━━━ Entries supplied

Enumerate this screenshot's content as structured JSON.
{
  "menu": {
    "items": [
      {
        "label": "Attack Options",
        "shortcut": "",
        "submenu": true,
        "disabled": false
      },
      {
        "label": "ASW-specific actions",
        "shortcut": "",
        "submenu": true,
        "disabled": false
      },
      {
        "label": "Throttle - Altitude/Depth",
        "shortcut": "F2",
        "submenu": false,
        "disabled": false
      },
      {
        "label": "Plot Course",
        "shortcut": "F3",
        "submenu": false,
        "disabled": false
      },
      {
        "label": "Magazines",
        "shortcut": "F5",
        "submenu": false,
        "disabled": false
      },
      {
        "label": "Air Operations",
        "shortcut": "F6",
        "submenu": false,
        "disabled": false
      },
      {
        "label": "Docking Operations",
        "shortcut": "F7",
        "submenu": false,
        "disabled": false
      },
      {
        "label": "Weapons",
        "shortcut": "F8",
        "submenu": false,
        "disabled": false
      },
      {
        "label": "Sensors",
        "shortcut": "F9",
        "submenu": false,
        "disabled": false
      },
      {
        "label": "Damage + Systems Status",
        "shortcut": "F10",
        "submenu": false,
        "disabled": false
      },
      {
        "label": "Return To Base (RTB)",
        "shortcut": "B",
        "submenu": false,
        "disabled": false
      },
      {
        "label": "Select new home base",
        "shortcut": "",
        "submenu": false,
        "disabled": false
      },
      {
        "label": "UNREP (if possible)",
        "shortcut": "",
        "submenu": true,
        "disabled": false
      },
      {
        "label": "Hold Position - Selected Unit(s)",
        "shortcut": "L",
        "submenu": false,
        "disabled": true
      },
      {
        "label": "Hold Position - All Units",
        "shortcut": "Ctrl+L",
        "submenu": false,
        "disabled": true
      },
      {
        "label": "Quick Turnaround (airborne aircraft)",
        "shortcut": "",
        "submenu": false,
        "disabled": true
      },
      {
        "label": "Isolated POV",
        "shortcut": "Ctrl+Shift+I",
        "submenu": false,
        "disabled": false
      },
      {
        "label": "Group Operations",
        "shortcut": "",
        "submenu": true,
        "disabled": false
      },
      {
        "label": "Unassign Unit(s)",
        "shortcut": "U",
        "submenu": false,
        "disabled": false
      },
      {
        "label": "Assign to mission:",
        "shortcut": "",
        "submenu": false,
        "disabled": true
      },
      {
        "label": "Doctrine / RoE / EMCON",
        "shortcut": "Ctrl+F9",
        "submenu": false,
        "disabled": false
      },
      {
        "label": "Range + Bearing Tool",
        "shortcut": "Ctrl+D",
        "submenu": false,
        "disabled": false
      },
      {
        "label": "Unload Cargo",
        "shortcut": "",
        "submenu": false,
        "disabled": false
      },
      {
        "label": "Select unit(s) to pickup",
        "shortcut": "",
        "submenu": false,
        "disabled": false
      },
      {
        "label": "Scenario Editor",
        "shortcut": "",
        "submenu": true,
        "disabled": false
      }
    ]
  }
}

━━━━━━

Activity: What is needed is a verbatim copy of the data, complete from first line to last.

Expected output:
Enumerate this screenshot's content as structured JSON.
{
  "menu": {
    "items": [
      {
        "label": "Attack Options",
        "shortcut": "",
        "submenu": true,
        "disabled": false
      },
      {
        "label": "ASW-specific actions",
        "shortcut": "",
        "submenu": true,
        "disabled": false
      },
      {
        "label": "Throttle - Altitude/Depth",
        "shortcut": "F2",
        "submenu": false,
        "disabled": false
      },
      {
        "label": "Plot Course",
        "shortcut": "F3",
        "submenu": false,
        "disabled": false
      },
      {
        "label": "Magazines",
        "shortcut": "F5",
        "submenu": false,
        "disabled": false
      },
      {
        "label": "Air Operations",
        "shortcut": "F6",
        "submenu": false,
        "disabled": false
      },
      {
        "label": "Docking Operations",
        "shortcut": "F7",
        "submenu": false,
        "disabled": false
      },
      {
        "label": "Weapons",
        "shortcut": "F8",
        "submenu": false,
        "disabled": false
      },
      {
        "label": "Sensors",
        "shortcut": "F9",
        "submenu": false,
        "disabled": false
      },
      {
        "label": "Damage + Systems Status",
        "shortcut": "F10",
        "submenu": false,
        "disabled": false
      },
      {
        "label": "Return To Base (RTB)",
        "shortcut": "B",
        "submenu": false,
        "disabled": false
      },
      {
        "label": "Select new home base",
        "shortcut": "",
        "submenu": false,
        "disabled": false
      },
      {
        "label": "UNREP (if possible)",
        "shortcut": "",
        "submenu": true,
        "disabled": false
      },
      {
        "label": "Hold Position - Selected Unit(s)",
        "shortcut": "L",
        "submenu": false,
        "disabled": true
      },
      {
        "label": "Hold Position - All Units",
        "shortcut": "Ctrl+L",
        "submenu": false,
        "disabled": true
      },
      {
        "label": "Quick Turnaround (airborne aircraft)",
        "shortcut": "",
        "submenu": false,
        "disabled": true
      },
      {
        "label": "Isolated POV",
        "shortcut": "Ctrl+Shift+I",
        "submenu": false,
        "disabled": false
      },
      {
        "label": "Group Operations",
        "shortcut": "",
        "submenu": true,
        "disabled": false
      },
      {
        "label": "Unassign Unit(s)",
        "shortcut": "U",
        "submenu": false,
        "disabled": false
      },
      {
        "label": "Assign to mission:",
        "shortcut": "",
        "submenu": false,
        "disabled": true
      },
      {
        "label": "Doctrine / RoE / EMCON",
        "shortcut": "Ctrl+F9",
        "submenu": false,
        "disabled": false
      },
      {
        "label": "Range + Bearing Tool",
        "shortcut": "Ctrl+D",
        "submenu": false,
        "disabled": false
      },
      {
        "label": "Unload Cargo",
        "shortcut": "",
        "submenu": false,
        "disabled": false
      },
      {
        "label": "Select unit(s) to pickup",
        "shortcut": "",
        "submenu": false,
        "disabled": false
      },
      {
        "label": "Scenario Editor",
        "shortcut": "",
        "submenu": true,
        "disabled": false
      }
    ]
  }
}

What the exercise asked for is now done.